(3)the effective regulation of interstate commerce in such chemical substances and mixtures also necessitates the regulation of intrastate commerce in such chemical substances and mixtures.
It is the policy of the United States that—
(1)adequate data should be developed with respect to the effect of chemical substances and mixtures on health and the environment and that the development of such data should be the responsibility of those who manufacture and those who process such chemical substances and mixtures;
(2)adequate authority should exist to regulate chemical substances and mixtures which present an unreasonable risk of injury to health or the environment, and to take action with respect to chemical substances and mixtures which are imminent hazards; and
(3)authority over chemical substances and mixtures should be exercised in such a manner as not to impede unduly or create unnecessary economic barriers to technological innovation while fulfilling the primary purpose of this chapter to assure that such innovation and commerce in such chemical substances and mixtures do not present an unreasonable risk of injury to health or the environment.
(c) Intent of Congress
It is the intent of Congress that the Administrator shall carry out this chapter in a reasonable and prudent manner, and that the Administrator shall consider the environmental, economic, and social impact of any action the Administrator takes or proposes to take under this chapter.
Section 31 of title I of Pub. L. 94–469; renumbered title I, Pub. L. 99–519, § 3(c),Oct. 22, 1986, 100 Stat. 2989, provided that: “Except as provided in section
2603(f) of this title], this Act [enacting this chapter] shall take effect on January 1, 1977.”
Short Title of 2010 Amendment
Pub. L. 111–199, § 1,July 7, 2010, 124 Stat. 1359, provided that: “This Act [enacting subchapter VI of this chapter and provisions set out as a note under section
2697 of this title] may be cited as the ‘Formaldehyde Standards for Composite Wood Products Act’.”
Short Title of 2008 Amendment
Pub. L. 110–414, § 1,Oct. 14, 2008, 122 Stat. 4341, provided that: “This Act [enacting section
6939f of Title
42, The Public Health and Welfare, amending sections
2611 of this title, and enacting provisions set out as a note under section
2611 of this title] may be cited as the ‘Mercury Export Ban Act of 2008’.”
Section 1 ofPub. L. 99–519provided that: “This Act [enacting sections
2654 of this title and section
4022 of Title
20, Education, amending sections
2619 of this title and sections
4021 of Title
20, and enacting provisions set out as a note under section
4014 of Title
20] may be cited as the ‘Asbestos Hazard Emergency Response Act of 1986’.”
Section 1 of title I of Pub. L. 94–469; renumbered title I, Pub. L. 99–519, § 3(c),Oct. 22, 1986, 100 Stat. 2989, provided that: “This Act [enacting this chapter and provisions set out as notes under this section] may be cited as the ‘Toxic Substances Control Act’.”
Federal Compliance With Pollution Control Standards
For provisions relating to the responsibility of the head of each Executive agency for compliance with applicable pollution control standards, see Ex. Ord. No. 12088, Oct. 13, 1978, 43 F.R. 47707, set out as a note under section
4321 of Title
42, The Public Health and Welfare.
The table below lists the classification updates, since Jan. 3, 2012, for this section.
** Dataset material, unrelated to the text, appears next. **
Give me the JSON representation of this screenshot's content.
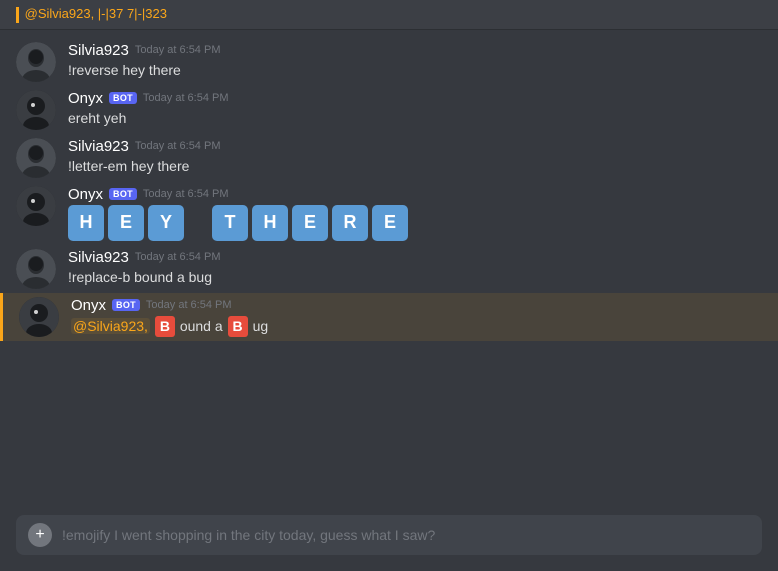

Updates to a broader range of sections may be found at the update page for containing chapter, title, etc.
The most recent Classification Table update that we have noticed was Tuesday, August 13, 2013
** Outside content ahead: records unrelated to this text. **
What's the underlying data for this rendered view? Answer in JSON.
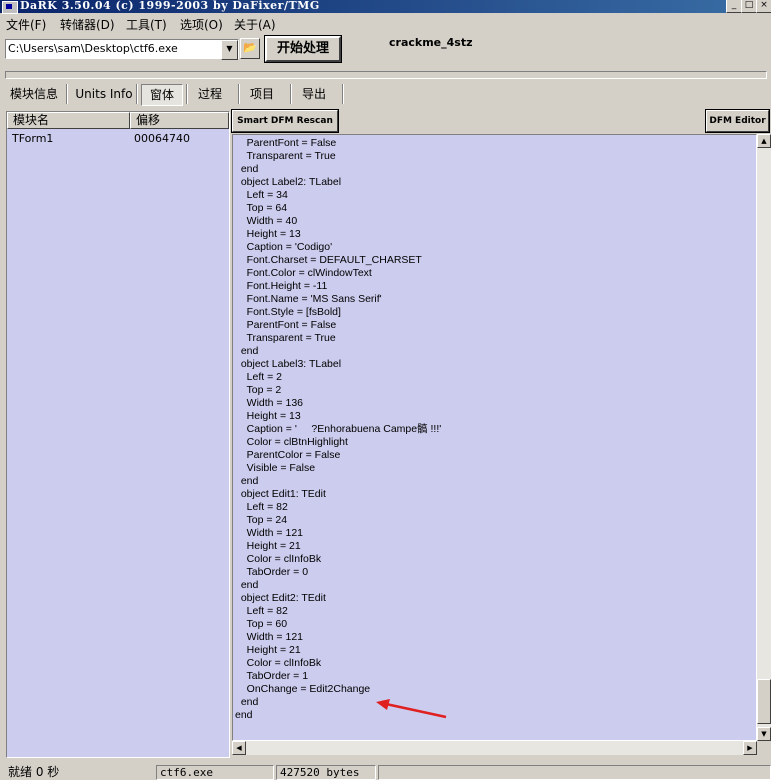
{
  "window": {
    "title": "DaRK 3.50.04 (c) 1999-2003 by DaFixer/TMG",
    "controls": [
      "_",
      "□",
      "×"
    ]
  },
  "menu": [
    "文件(F)",
    "转储器(D)",
    "工具(T)",
    "选项(O)",
    "关于(A)"
  ],
  "toolbar": {
    "path_value": "C:\\Users\\sam\\Desktop\\ctf6.exe",
    "start_label": "开始处理",
    "target_name": "crackme_4stz"
  },
  "tabs": [
    {
      "label": "模块信息",
      "active": false
    },
    {
      "label": "Units Info",
      "active": false
    },
    {
      "label": "窗体",
      "active": true
    },
    {
      "label": "过程",
      "active": false
    },
    {
      "label": "项目",
      "active": false
    },
    {
      "label": "导出",
      "active": false
    }
  ],
  "forms_list": {
    "columns": [
      "模块名",
      "偏移"
    ],
    "rows": [
      [
        "TForm1",
        "00064740"
      ]
    ]
  },
  "buttons": {
    "smart_rescan": "Smart DFM Rescan",
    "dfm_editor": "DFM Editor"
  },
  "dfm_lines": [
    "    ParentFont = False",
    "    Transparent = True",
    "  end",
    "  object Label2: TLabel",
    "    Left = 34",
    "    Top = 64",
    "    Width = 40",
    "    Height = 13",
    "    Caption = 'Codigo'",
    "    Font.Charset = DEFAULT_CHARSET",
    "    Font.Color = clWindowText",
    "    Font.Height = -11",
    "    Font.Name = 'MS Sans Serif'",
    "    Font.Style = [fsBold]",
    "    ParentFont = False",
    "    Transparent = True",
    "  end",
    "  object Label3: TLabel",
    "    Left = 2",
    "    Top = 2",
    "    Width = 136",
    "    Height = 13",
    "    Caption = '     ?Enhorabuena Campe髇 !!!'",
    "    Color = clBtnHighlight",
    "    ParentColor = False",
    "    Visible = False",
    "  end",
    "  object Edit1: TEdit",
    "    Left = 82",
    "    Top = 24",
    "    Width = 121",
    "    Height = 21",
    "    Color = clInfoBk",
    "    TabOrder = 0",
    "  end",
    "  object Edit2: TEdit",
    "    Left = 82",
    "    Top = 60",
    "    Width = 121",
    "    Height = 21",
    "    Color = clInfoBk",
    "    TabOrder = 1",
    "    OnChange = Edit2Change",
    "  end",
    "end"
  ],
  "annotation": {
    "arrow_color": "#e02020"
  },
  "status": {
    "state": "就绪 0 秒",
    "file": "ctf6.exe",
    "size": "427520 bytes"
  },
  "colors": {
    "panel_bg": "#ccccee",
    "titlebar": "#0a246a",
    "face": "#d4d0c8"
  }
}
An empty table indicates that we see no relevant changes listed in the classification tables. If you suspect that our system may be missing something, please double-check with the Office of the Law Revision Counsel.